“As the covid-19 pandemic shines a brighter light on the reality of labour market inequalities and imbalances in access to basic services, it also marks a critical opportunity for asset managers to step up and play their part in ensuring that human and labour rights are protected, in the midst of this crisis and beyond.”
Even more shockingly, 15% of asset managers in ShareAction’s research make no reference to human rights at all in their literature, which the campaigning organisation said “shows a complete disregard for their impact on human rights and society”. Furthermore, only 4%, or 3 out of 75 of the asset managers, have their own dedicated human rights policy, showing greater consideration of their human rights impact.
The report also said the majority of asset managers show poor performance in how they seek to improve conditions for workers or avoid human rights abuse through conversations with the companies they invest in – 61% of asset managers have a weak or non-existent approach to engagement on human rights, it said, and 20% only engage reactively with companies after human rights violations have already occurred.
Nonetheless, the group did identify a number of asset managers to praise for strong performance on human rights, namely Robeco, APG Asset Management, PGGM, BNP Paribas Asset Management, and Legal & General Investment Management (LGIM).
It also highlighted the six largest asset managers – all based in the US – are among the poorest performers on human rights: Fidelity Investments, JP Morgan Asset Management, Vanguard, BlackRock State Street Global Advisors and Capital Group.
These rankings are similar to Part I of ShareAction’s Point of No Return report, where Robeco, BNP Paribas Asset Management, and LGIM have topped a list of groups with the most responsible investment practices, while BlackRock, Vanguard, State Street, Fidelity Investments, Capital Group, and JP Morgan Asset Management, all ranked in the lower tables.
Recommendations for asset managers
Although there are a few signs of progress, Part II of the report said asset managers really need to step up: “There are positive signs that the industry is beginning to show progress. Leading asset managers are developing robust policy commitments, as well as having strong integration of human rights into investment decisions and stewardship practices. However, if the industry as a whole is to rise to the challenge of the SDGs, it will require a firm commitment to end its contribution to human rights abuses and take responsibility for its impacts on environment and society.”
In its recommendations, ShareAction said it will be seeking to work eith asset managers to provide resources and aif improvement in managing human-rights related risks and impacts.
It also encouraged groups to develop a human rights policy in line with international frameworks with specific commitments to excluding companies involved in human rights breaches, excluding controversial weapons in line with international conventions and excluding sovereign bonds issued by countries involved in human rights abuses, for example.
ShareAction also suggested asset managers develop a proactive engagement programme on human rights with strong processes for identifying areas for engagement, as well as engage with index providers to screen for controversial weapons companies and other salient human rights impacts. It also encouraged groups to strengthen voting policies and support initiatives calling for mandatory human rights due diligence, such as the Investor Alliance on Human Rights.

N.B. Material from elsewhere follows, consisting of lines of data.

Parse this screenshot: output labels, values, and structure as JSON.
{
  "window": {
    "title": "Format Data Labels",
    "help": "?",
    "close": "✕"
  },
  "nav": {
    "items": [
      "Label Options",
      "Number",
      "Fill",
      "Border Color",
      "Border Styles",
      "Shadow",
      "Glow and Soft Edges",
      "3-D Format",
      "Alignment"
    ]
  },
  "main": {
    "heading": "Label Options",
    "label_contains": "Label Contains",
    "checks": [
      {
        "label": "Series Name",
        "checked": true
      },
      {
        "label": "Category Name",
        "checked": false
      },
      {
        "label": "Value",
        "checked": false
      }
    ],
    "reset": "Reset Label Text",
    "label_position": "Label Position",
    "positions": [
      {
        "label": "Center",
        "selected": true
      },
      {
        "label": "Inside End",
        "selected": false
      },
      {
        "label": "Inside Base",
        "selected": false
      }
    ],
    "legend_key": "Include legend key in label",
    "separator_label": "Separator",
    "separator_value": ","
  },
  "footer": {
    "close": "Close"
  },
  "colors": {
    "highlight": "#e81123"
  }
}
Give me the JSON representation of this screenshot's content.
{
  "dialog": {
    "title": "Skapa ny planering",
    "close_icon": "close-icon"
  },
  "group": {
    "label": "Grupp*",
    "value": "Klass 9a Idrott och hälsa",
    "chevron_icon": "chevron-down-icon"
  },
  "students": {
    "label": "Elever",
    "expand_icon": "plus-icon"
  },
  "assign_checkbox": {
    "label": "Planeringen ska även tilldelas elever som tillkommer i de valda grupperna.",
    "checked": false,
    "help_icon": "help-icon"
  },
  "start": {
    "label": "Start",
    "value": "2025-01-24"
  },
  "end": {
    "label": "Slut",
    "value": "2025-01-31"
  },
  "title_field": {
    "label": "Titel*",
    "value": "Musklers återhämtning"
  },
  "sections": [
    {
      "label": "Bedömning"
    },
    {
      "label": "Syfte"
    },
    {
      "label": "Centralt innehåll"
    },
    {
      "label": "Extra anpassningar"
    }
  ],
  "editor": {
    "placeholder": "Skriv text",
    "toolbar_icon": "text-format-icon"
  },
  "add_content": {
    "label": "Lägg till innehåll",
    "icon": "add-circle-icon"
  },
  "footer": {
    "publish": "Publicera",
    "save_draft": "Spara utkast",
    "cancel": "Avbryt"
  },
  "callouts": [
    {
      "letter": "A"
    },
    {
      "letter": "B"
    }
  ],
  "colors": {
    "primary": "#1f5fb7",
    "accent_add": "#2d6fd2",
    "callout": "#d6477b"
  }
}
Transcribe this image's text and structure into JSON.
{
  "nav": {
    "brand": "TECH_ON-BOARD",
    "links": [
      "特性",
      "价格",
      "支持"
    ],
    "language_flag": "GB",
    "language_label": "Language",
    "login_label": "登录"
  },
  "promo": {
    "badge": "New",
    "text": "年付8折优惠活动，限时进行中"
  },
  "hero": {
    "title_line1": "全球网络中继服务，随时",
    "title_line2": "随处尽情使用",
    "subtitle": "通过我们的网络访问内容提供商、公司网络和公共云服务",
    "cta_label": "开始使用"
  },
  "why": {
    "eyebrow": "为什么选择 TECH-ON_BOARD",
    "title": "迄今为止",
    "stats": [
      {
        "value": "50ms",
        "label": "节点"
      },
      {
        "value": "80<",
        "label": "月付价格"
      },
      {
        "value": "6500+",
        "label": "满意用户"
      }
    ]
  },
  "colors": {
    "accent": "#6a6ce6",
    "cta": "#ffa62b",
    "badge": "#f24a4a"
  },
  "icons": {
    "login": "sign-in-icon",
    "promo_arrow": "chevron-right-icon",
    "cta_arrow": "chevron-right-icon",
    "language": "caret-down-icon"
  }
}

It also called for assets managers to integrate human rights decisions and stewardship practices based on company assessments and support and collaborate with reporting initiatives on human and labour rights.
ShareAction also said savers should be pressuring asset managers to address these failings: “Given the poor performance overall by asset managers in managing human rights risks and impacts, asset owners should use their influence to ensure their managers are adequately accounting for these concerns in their approach.”